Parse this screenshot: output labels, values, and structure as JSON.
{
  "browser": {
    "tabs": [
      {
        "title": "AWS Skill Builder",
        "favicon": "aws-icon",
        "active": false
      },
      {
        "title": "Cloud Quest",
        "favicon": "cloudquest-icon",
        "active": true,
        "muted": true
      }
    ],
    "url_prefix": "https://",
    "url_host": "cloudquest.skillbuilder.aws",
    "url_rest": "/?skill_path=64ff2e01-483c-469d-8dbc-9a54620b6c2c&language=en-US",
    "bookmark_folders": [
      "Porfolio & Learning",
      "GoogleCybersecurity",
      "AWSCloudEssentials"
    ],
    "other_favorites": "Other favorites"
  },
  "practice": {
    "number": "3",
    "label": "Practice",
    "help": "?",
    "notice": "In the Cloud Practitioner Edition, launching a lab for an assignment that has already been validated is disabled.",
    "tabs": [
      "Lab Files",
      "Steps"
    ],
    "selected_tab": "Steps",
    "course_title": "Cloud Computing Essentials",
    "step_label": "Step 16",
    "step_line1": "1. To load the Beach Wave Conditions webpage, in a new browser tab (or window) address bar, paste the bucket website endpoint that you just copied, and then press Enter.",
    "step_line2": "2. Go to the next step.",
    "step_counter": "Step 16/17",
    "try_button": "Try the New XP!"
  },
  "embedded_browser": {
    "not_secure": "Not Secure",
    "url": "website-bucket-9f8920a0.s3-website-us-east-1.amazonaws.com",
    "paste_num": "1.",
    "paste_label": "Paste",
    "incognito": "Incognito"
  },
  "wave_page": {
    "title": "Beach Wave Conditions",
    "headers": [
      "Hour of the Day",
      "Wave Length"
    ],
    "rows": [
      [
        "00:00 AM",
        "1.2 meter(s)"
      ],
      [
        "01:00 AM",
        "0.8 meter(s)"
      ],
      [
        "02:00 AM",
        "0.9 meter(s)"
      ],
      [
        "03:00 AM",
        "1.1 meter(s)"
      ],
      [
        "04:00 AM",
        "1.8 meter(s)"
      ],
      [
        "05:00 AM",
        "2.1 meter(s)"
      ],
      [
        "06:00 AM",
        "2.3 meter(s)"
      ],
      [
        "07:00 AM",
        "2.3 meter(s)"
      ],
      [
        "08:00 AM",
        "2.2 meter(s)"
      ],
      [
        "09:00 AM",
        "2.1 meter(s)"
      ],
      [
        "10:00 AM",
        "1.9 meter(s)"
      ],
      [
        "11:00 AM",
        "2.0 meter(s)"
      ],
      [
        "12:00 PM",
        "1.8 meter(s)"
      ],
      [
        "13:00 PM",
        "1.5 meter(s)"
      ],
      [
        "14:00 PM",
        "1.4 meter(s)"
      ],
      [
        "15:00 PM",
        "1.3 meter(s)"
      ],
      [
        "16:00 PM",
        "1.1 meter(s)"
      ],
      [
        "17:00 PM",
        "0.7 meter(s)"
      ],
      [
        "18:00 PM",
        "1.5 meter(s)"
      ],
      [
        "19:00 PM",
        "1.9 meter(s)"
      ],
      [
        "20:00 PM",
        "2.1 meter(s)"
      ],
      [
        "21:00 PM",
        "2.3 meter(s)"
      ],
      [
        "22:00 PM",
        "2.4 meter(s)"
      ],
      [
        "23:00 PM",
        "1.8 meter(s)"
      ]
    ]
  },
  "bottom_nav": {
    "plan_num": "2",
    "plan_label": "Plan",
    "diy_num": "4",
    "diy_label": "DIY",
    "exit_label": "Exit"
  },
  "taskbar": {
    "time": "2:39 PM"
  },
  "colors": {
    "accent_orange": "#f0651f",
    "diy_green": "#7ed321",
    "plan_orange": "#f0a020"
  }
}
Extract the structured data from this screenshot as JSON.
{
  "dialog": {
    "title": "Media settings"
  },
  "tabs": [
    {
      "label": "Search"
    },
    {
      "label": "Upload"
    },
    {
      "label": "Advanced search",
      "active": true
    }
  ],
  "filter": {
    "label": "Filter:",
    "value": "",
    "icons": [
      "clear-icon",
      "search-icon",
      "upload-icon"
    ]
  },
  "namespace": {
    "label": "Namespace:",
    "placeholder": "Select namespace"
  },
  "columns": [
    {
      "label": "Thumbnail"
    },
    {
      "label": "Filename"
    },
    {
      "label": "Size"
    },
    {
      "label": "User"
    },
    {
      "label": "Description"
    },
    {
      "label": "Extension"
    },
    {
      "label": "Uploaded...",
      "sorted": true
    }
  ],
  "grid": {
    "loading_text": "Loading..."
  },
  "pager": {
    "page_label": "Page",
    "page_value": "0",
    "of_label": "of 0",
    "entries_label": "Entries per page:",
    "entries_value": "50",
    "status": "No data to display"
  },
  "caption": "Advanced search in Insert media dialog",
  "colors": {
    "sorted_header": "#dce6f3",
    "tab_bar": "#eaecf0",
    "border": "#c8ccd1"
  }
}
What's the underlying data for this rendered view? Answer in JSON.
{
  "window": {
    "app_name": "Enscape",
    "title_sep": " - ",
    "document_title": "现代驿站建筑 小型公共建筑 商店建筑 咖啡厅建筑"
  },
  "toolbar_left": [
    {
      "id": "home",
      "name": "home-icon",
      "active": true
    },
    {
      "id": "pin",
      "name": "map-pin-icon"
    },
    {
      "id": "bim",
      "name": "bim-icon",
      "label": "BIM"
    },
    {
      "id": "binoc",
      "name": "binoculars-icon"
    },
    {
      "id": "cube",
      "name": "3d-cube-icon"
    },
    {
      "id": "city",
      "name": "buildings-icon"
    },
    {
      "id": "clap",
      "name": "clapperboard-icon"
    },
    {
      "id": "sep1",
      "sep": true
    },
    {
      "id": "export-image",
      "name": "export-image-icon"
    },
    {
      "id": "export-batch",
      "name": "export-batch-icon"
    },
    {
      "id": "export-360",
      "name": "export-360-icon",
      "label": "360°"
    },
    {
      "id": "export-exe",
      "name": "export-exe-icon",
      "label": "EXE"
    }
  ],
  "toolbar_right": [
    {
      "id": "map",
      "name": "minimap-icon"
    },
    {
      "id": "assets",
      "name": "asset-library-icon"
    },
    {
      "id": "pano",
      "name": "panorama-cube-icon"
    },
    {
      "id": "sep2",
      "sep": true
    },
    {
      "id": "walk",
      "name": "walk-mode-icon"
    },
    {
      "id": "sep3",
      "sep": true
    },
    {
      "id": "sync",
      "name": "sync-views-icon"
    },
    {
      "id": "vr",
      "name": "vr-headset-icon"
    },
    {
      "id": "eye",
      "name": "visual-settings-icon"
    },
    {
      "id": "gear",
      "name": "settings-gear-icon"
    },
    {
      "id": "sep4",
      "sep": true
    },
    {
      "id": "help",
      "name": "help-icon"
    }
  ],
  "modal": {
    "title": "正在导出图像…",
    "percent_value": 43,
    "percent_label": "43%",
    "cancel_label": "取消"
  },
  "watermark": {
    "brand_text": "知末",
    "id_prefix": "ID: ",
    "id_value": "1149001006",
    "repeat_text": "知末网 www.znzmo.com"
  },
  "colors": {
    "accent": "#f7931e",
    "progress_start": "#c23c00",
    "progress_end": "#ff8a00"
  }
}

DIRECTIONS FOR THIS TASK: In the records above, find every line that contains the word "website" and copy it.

OUTPUT BELOW:
    "step_line1": "1. To load the Beach Wave Conditions webpage, in a new browser tab (or window) address bar, paste the bucket website endpoint that you just copied, and then press Enter.",
    "url": "website-bucket-9f8920a0.s3-website-us-east-1.amazonaws.com",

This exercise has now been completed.